▶ **DIRECTIONS FOR THIS TASK**:
Gather every line from the entries below that includes "number".

(Source data)

- Opening Delimiter -

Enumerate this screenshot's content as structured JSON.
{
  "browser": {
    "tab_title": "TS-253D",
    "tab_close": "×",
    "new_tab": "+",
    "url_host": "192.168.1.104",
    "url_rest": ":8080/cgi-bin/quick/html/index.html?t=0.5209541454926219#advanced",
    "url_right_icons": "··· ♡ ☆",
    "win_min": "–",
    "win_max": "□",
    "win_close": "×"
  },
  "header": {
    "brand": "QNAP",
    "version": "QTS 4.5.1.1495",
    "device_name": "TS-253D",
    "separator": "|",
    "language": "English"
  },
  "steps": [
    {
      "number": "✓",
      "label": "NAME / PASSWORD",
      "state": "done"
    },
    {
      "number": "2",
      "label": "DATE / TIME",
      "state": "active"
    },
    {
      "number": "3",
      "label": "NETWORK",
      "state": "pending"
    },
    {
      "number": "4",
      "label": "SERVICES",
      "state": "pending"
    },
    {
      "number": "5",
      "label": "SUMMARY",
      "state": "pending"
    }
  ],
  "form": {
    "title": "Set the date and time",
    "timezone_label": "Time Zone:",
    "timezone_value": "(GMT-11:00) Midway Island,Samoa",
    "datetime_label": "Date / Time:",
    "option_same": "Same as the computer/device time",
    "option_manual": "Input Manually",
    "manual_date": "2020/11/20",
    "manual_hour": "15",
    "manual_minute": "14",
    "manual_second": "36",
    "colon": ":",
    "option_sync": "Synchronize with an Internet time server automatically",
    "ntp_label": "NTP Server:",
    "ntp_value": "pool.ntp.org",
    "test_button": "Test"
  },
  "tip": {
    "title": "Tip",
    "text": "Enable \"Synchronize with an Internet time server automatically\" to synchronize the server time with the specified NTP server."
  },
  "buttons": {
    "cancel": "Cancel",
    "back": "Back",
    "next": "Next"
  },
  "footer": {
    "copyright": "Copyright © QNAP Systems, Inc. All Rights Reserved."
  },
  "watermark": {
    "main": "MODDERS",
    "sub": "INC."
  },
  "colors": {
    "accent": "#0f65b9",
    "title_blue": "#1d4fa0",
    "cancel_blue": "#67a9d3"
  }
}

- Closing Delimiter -

▶ **WRITTEN REPLY**:
      "number": "✓",
      "number": "2",
      "number": "3",
      "number": "4",
      "number": "5",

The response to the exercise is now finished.